#### Task description
Output the records exactly as they appear, with no pictures included.

********

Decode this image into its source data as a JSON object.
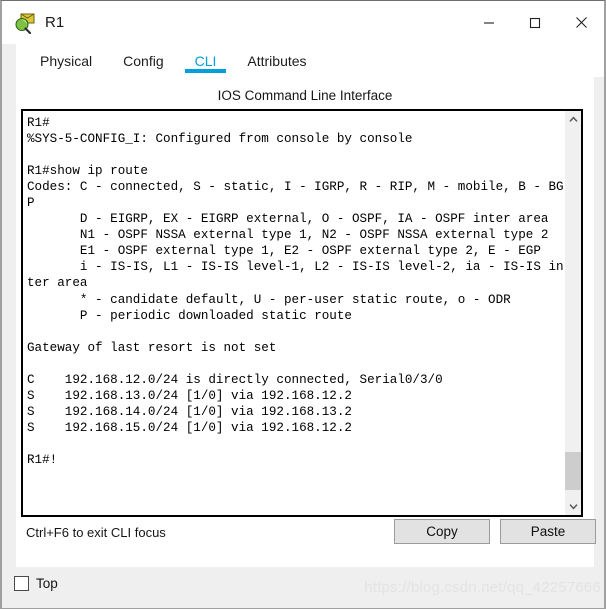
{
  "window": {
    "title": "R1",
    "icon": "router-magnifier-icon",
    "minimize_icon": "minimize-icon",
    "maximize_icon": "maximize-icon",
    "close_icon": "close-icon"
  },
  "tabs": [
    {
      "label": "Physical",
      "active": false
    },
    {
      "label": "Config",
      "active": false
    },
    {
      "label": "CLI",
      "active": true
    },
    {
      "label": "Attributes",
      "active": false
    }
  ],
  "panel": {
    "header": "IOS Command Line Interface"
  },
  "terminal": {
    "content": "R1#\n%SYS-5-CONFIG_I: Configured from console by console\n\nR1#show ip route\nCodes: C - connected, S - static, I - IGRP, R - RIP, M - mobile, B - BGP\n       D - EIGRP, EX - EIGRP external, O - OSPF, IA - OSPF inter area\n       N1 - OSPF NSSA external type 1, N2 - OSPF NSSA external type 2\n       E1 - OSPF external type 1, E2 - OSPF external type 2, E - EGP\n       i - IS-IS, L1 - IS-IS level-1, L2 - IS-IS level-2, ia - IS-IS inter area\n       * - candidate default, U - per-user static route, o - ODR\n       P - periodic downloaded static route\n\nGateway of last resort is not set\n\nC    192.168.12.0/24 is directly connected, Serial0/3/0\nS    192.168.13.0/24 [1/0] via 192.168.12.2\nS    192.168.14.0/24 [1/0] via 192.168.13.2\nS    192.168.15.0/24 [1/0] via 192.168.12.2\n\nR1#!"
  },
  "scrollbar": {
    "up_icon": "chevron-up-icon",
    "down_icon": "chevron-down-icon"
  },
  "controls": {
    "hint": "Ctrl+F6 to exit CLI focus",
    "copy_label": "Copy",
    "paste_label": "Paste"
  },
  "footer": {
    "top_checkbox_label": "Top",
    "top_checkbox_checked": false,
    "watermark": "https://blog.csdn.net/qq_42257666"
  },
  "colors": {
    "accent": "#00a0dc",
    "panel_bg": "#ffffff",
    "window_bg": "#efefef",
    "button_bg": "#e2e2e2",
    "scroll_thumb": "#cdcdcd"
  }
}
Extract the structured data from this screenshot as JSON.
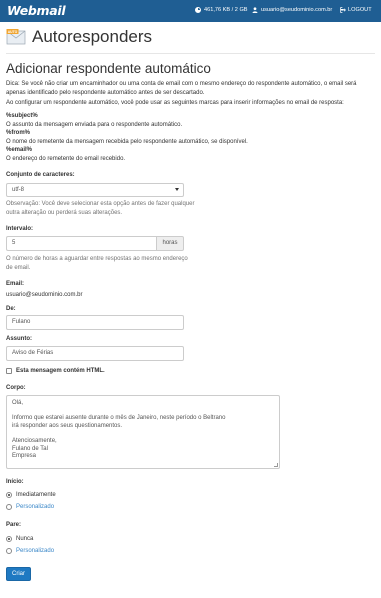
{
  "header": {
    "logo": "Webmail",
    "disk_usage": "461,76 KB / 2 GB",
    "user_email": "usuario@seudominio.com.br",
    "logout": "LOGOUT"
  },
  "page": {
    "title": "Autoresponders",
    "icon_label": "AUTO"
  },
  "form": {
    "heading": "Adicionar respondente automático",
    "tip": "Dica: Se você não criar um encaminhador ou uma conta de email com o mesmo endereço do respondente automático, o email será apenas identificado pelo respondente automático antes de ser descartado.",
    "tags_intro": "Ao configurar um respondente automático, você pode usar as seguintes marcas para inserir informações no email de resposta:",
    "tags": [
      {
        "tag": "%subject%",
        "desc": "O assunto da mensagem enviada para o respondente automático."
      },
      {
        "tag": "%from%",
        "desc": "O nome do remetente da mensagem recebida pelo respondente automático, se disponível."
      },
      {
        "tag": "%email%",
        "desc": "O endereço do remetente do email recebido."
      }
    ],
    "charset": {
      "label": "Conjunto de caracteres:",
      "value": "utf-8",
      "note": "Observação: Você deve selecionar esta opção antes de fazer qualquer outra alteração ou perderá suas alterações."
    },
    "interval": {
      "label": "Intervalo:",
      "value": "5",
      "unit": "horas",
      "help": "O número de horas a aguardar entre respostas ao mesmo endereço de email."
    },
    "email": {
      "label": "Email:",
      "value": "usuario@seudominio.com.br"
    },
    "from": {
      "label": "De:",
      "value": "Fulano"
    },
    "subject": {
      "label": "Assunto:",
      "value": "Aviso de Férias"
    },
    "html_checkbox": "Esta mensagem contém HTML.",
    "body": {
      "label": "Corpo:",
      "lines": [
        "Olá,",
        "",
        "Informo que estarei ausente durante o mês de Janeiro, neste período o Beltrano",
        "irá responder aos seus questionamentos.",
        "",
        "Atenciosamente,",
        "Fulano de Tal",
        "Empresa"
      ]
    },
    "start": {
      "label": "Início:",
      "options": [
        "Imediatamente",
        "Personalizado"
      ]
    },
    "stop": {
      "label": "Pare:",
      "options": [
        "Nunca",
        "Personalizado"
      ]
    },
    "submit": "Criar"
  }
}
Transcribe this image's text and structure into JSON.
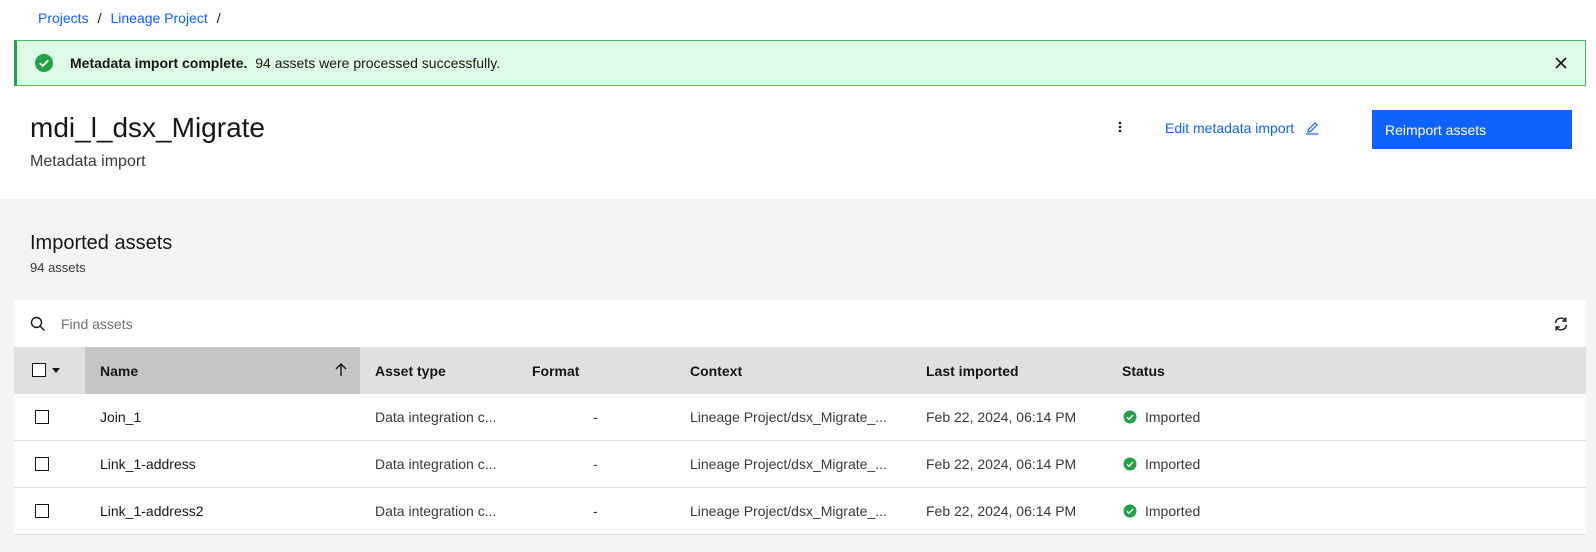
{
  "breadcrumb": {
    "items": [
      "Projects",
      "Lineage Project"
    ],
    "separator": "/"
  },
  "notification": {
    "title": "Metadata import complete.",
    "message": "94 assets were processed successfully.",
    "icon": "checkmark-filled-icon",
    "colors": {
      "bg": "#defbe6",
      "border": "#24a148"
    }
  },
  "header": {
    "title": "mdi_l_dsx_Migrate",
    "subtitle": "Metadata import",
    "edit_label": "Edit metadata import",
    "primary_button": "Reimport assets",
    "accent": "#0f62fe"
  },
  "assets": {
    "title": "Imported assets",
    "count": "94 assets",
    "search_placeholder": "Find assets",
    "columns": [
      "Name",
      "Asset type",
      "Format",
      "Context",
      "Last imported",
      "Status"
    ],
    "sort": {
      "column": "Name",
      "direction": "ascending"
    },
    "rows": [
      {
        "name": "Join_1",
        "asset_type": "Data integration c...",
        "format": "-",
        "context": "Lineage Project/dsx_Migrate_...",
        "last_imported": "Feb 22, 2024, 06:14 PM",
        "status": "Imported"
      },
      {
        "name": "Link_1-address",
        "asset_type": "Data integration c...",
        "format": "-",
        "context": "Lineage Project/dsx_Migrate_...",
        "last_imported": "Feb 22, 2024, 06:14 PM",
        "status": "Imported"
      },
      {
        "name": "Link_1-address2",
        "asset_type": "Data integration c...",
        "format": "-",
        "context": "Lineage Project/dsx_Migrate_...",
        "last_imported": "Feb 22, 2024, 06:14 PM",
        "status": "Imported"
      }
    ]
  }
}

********

#### Answer below
Decode this image into its source data as a JSON object.
{
  "window": {
    "title": "R1",
    "icon": "router-magnifier-icon",
    "minimize_icon": "minimize-icon",
    "maximize_icon": "maximize-icon",
    "close_icon": "close-icon"
  },
  "tabs": [
    {
      "label": "Physical",
      "active": false
    },
    {
      "label": "Config",
      "active": false
    },
    {
      "label": "CLI",
      "active": true
    },
    {
      "label": "Attributes",
      "active": false
    }
  ],
  "panel": {
    "header": "IOS Command Line Interface"
  },
  "terminal": {
    "content": "R1#\n%SYS-5-CONFIG_I: Configured from console by console\n\nR1#show ip route\nCodes: C - connected, S - static, I - IGRP, R - RIP, M - mobile, B - BGP\n       D - EIGRP, EX - EIGRP external, O - OSPF, IA - OSPF inter area\n       N1 - OSPF NSSA external type 1, N2 - OSPF NSSA external type 2\n       E1 - OSPF external type 1, E2 - OSPF external type 2, E - EGP\n       i - IS-IS, L1 - IS-IS level-1, L2 - IS-IS level-2, ia - IS-IS inter area\n       * - candidate default, U - per-user static route, o - ODR\n       P - periodic downloaded static route\n\nGateway of last resort is not set\n\nC    192.168.12.0/24 is directly connected, Serial0/3/0\nS    192.168.13.0/24 [1/0] via 192.168.12.2\nS    192.168.14.0/24 [1/0] via 192.168.13.2\nS    192.168.15.0/24 [1/0] via 192.168.12.2\n\nR1#!"
  },
  "scrollbar": {
    "up_icon": "chevron-up-icon",
    "down_icon": "chevron-down-icon"
  },
  "controls": {
    "hint": "Ctrl+F6 to exit CLI focus",
    "copy_label": "Copy",
    "paste_label": "Paste"
  },
  "footer": {
    "top_checkbox_label": "Top",
    "top_checkbox_checked": false,
    "watermark": "https://blog.csdn.net/qq_42257666"
  },
  "colors": {
    "accent": "#00a0dc",
    "panel_bg": "#ffffff",
    "window_bg": "#efefef",
    "button_bg": "#e2e2e2",
    "scroll_thumb": "#cdcdcd"
  }
}
Extract the structured data from this screenshot as JSON.
{
  "header": {
    "logo": "Webmail",
    "disk_usage": "461,76 KB / 2 GB",
    "user_email": "usuario@seudominio.com.br",
    "logout": "LOGOUT"
  },
  "page": {
    "title": "Autoresponders",
    "icon_label": "AUTO"
  },
  "form": {
    "heading": "Adicionar respondente automático",
    "tip": "Dica: Se você não criar um encaminhador ou uma conta de email com o mesmo endereço do respondente automático, o email será apenas identificado pelo respondente automático antes de ser descartado.",
    "tags_intro": "Ao configurar um respondente automático, você pode usar as seguintes marcas para inserir informações no email de resposta:",
    "tags": [
      {
        "tag": "%subject%",
        "desc": "O assunto da mensagem enviada para o respondente automático."
      },
      {
        "tag": "%from%",
        "desc": "O nome do remetente da mensagem recebida pelo respondente automático, se disponível."
      },
      {
        "tag": "%email%",
        "desc": "O endereço do remetente do email recebido."
      }
    ],
    "charset": {
      "label": "Conjunto de caracteres:",
      "value": "utf-8",
      "note": "Observação: Você deve selecionar esta opção antes de fazer qualquer outra alteração ou perderá suas alterações."
    },
    "interval": {
      "label": "Intervalo:",
      "value": "5",
      "unit": "horas",
      "help": "O número de horas a aguardar entre respostas ao mesmo endereço de email."
    },
    "email": {
      "label": "Email:",
      "value": "usuario@seudominio.com.br"
    },
    "from": {
      "label": "De:",
      "value": "Fulano"
    },
    "subject": {
      "label": "Assunto:",
      "value": "Aviso de Férias"
    },
    "html_checkbox": "Esta mensagem contém HTML.",
    "body": {
      "label": "Corpo:",
      "lines": [
        "Olá,",
        "",
        "Informo que estarei ausente durante o mês de Janeiro, neste período o Beltrano",
        "irá responder aos seus questionamentos.",
        "",
        "Atenciosamente,",
        "Fulano de Tal",
        "Empresa"
      ]
    },
    "start": {
      "label": "Início:",
      "options": [
        "Imediatamente",
        "Personalizado"
      ]
    },
    "stop": {
      "label": "Pare:",
      "options": [
        "Nunca",
        "Personalizado"
      ]
    },
    "submit": "Criar"
  }
}
Transcribe this image's text and structure into JSON.
{
  "breadcrumb": {
    "items": [
      "Projects",
      "Lineage Project"
    ],
    "separator": "/"
  },
  "notification": {
    "title": "Metadata import complete.",
    "message": "94 assets were processed successfully.",
    "icon": "checkmark-filled-icon",
    "colors": {
      "bg": "#defbe6",
      "border": "#24a148"
    }
  },
  "header": {
    "title": "mdi_l_dsx_Migrate",
    "subtitle": "Metadata import",
    "edit_label": "Edit metadata import",
    "primary_button": "Reimport assets",
    "accent": "#0f62fe"
  },
  "assets": {
    "title": "Imported assets",
    "count": "94 assets",
    "search_placeholder": "Find assets",
    "columns": [
      "Name",
      "Asset type",
      "Format",
      "Context",
      "Last imported",
      "Status"
    ],
    "sort": {
      "column": "Name",
      "direction": "ascending"
    },
    "rows": [
      {
        "name": "Join_1",
        "asset_type": "Data integration c...",
        "format": "-",
        "context": "Lineage Project/dsx_Migrate_...",
        "last_imported": "Feb 22, 2024, 06:14 PM",
        "status": "Imported"
      },
      {
        "name": "Link_1-address",
        "asset_type": "Data integration c...",
        "format": "-",
        "context": "Lineage Project/dsx_Migrate_...",
        "last_imported": "Feb 22, 2024, 06:14 PM",
        "status": "Imported"
      },
      {
        "name": "Link_1-address2",
        "asset_type": "Data integration c...",
        "format": "-",
        "context": "Lineage Project/dsx_Migrate_...",
        "last_imported": "Feb 22, 2024, 06:14 PM",
        "status": "Imported"
      }
    ]
  }
}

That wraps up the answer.